▶ _GIVEN DATA_
——————————

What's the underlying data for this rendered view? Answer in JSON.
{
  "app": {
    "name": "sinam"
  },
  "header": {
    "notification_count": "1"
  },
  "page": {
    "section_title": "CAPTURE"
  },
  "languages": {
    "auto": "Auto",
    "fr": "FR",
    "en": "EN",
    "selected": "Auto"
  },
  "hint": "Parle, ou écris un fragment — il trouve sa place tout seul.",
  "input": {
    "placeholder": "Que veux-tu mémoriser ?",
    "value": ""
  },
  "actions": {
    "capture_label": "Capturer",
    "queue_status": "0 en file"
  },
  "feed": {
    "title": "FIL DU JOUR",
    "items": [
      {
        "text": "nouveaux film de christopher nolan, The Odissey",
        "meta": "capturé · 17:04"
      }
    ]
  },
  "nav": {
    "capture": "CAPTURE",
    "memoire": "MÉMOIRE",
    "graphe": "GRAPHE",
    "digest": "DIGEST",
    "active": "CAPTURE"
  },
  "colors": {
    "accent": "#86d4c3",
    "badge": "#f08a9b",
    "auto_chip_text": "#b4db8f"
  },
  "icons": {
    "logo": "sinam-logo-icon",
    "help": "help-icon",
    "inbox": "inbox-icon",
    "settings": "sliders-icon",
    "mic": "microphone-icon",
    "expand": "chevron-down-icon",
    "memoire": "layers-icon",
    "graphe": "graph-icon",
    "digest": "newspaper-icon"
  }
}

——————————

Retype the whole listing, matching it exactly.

▶ _RESULT OF THIS TASK_
What's the underlying data for this rendered view? Answer in JSON.
{
  "app": {
    "name": "sinam"
  },
  "header": {
    "notification_count": "1"
  },
  "page": {
    "section_title": "CAPTURE"
  },
  "languages": {
    "auto": "Auto",
    "fr": "FR",
    "en": "EN",
    "selected": "Auto"
  },
  "hint": "Parle, ou écris un fragment — il trouve sa place tout seul.",
  "input": {
    "placeholder": "Que veux-tu mémoriser ?",
    "value": ""
  },
  "actions": {
    "capture_label": "Capturer",
    "queue_status": "0 en file"
  },
  "feed": {
    "title": "FIL DU JOUR",
    "items": [
      {
        "text": "nouveaux film de christopher nolan, The Odissey",
        "meta": "capturé · 17:04"
      }
    ]
  },
  "nav": {
    "capture": "CAPTURE",
    "memoire": "MÉMOIRE",
    "graphe": "GRAPHE",
    "digest": "DIGEST",
    "active": "CAPTURE"
  },
  "colors": {
    "accent": "#86d4c3",
    "badge": "#f08a9b",
    "auto_chip_text": "#b4db8f"
  },
  "icons": {
    "logo": "sinam-logo-icon",
    "help": "help-icon",
    "inbox": "inbox-icon",
    "settings": "sliders-icon",
    "mic": "microphone-icon",
    "expand": "chevron-down-icon",
    "memoire": "layers-icon",
    "graphe": "graph-icon",
    "digest": "newspaper-icon"
  }
}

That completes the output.